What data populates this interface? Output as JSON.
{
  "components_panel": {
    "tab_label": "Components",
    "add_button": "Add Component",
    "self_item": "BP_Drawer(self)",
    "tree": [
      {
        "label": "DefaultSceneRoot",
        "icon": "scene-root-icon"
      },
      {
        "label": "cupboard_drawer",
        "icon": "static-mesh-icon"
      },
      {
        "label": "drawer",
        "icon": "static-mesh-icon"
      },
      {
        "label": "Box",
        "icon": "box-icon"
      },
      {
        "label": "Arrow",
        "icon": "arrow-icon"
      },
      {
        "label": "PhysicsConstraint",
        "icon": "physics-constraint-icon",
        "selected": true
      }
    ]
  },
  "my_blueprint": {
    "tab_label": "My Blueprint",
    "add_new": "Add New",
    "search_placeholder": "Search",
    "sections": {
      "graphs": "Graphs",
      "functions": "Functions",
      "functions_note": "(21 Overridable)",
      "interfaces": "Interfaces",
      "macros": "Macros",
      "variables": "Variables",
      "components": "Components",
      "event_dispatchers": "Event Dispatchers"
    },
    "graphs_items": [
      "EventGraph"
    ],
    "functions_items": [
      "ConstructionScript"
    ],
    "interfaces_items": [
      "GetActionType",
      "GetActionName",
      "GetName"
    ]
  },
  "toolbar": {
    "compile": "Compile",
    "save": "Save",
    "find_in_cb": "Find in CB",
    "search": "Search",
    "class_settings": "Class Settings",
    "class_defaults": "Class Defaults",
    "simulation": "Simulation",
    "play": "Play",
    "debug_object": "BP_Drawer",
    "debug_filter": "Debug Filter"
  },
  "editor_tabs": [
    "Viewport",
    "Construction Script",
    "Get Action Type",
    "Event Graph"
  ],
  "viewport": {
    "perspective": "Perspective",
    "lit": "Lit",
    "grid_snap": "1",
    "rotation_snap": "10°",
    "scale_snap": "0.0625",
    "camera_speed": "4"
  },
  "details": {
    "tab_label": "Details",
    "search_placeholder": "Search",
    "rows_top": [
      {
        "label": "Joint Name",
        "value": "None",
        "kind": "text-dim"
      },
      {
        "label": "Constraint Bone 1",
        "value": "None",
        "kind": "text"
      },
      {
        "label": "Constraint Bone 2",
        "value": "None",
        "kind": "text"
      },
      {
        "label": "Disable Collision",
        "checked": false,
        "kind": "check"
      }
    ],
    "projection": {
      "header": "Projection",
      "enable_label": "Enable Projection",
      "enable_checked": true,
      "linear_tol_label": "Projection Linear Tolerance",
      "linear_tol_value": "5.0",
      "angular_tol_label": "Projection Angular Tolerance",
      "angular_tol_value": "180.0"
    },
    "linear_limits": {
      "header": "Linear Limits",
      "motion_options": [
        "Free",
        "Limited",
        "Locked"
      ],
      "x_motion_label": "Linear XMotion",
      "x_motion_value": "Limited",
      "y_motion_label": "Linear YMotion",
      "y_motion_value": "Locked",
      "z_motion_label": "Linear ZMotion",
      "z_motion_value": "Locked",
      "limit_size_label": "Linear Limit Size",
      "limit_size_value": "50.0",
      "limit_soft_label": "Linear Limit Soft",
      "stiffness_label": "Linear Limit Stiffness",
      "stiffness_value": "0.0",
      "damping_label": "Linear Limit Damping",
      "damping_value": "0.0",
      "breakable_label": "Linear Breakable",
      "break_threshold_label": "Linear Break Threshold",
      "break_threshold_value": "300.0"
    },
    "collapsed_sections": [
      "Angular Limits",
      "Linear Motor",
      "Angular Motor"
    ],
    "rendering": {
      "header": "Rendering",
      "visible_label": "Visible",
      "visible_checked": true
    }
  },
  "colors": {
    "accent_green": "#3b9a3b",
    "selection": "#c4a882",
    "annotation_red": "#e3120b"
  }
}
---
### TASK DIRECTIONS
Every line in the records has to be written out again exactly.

### SOLUTION
What data populates this interface? Output as JSON.
{
  "components_panel": {
    "tab_label": "Components",
    "add_button": "Add Component",
    "self_item": "BP_Drawer(self)",
    "tree": [
      {
        "label": "DefaultSceneRoot",
        "icon": "scene-root-icon"
      },
      {
        "label": "cupboard_drawer",
        "icon": "static-mesh-icon"
      },
      {
        "label": "drawer",
        "icon": "static-mesh-icon"
      },
      {
        "label": "Box",
        "icon": "box-icon"
      },
      {
        "label": "Arrow",
        "icon": "arrow-icon"
      },
      {
        "label": "PhysicsConstraint",
        "icon": "physics-constraint-icon",
        "selected": true
      }
    ]
  },
  "my_blueprint": {
    "tab_label": "My Blueprint",
    "add_new": "Add New",
    "search_placeholder": "Search",
    "sections": {
      "graphs": "Graphs",
      "functions": "Functions",
      "functions_note": "(21 Overridable)",
      "interfaces": "Interfaces",
      "macros": "Macros",
      "variables": "Variables",
      "components": "Components",
      "event_dispatchers": "Event Dispatchers"
    },
    "graphs_items": [
      "EventGraph"
    ],
    "functions_items": [
      "ConstructionScript"
    ],
    "interfaces_items": [
      "GetActionType",
      "GetActionName",
      "GetName"
    ]
  },
  "toolbar": {
    "compile": "Compile",
    "save": "Save",
    "find_in_cb": "Find in CB",
    "search": "Search",
    "class_settings": "Class Settings",
    "class_defaults": "Class Defaults",
    "simulation": "Simulation",
    "play": "Play",
    "debug_object": "BP_Drawer",
    "debug_filter": "Debug Filter"
  },
  "editor_tabs": [
    "Viewport",
    "Construction Script",
    "Get Action Type",
    "Event Graph"
  ],
  "viewport": {
    "perspective": "Perspective",
    "lit": "Lit",
    "grid_snap": "1",
    "rotation_snap": "10°",
    "scale_snap": "0.0625",
    "camera_speed": "4"
  },
  "details": {
    "tab_label": "Details",
    "search_placeholder": "Search",
    "rows_top": [
      {
        "label": "Joint Name",
        "value": "None",
        "kind": "text-dim"
      },
      {
        "label": "Constraint Bone 1",
        "value": "None",
        "kind": "text"
      },
      {
        "label": "Constraint Bone 2",
        "value": "None",
        "kind": "text"
      },
      {
        "label": "Disable Collision",
        "checked": false,
        "kind": "check"
      }
    ],
    "projection": {
      "header": "Projection",
      "enable_label": "Enable Projection",
      "enable_checked": true,
      "linear_tol_label": "Projection Linear Tolerance",
      "linear_tol_value": "5.0",
      "angular_tol_label": "Projection Angular Tolerance",
      "angular_tol_value": "180.0"
    },
    "linear_limits": {
      "header": "Linear Limits",
      "motion_options": [
        "Free",
        "Limited",
        "Locked"
      ],
      "x_motion_label": "Linear XMotion",
      "x_motion_value": "Limited",
      "y_motion_label": "Linear YMotion",
      "y_motion_value": "Locked",
      "z_motion_label": "Linear ZMotion",
      "z_motion_value": "Locked",
      "limit_size_label": "Linear Limit Size",
      "limit_size_value": "50.0",
      "limit_soft_label": "Linear Limit Soft",
      "stiffness_label": "Linear Limit Stiffness",
      "stiffness_value": "0.0",
      "damping_label": "Linear Limit Damping",
      "damping_value": "0.0",
      "breakable_label": "Linear Breakable",
      "break_threshold_label": "Linear Break Threshold",
      "break_threshold_value": "300.0"
    },
    "collapsed_sections": [
      "Angular Limits",
      "Linear Motor",
      "Angular Motor"
    ],
    "rendering": {
      "header": "Rendering",
      "visible_label": "Visible",
      "visible_checked": true
    }
  },
  "colors": {
    "accent_green": "#3b9a3b",
    "selection": "#c4a882",
    "annotation_red": "#e3120b"
  }
}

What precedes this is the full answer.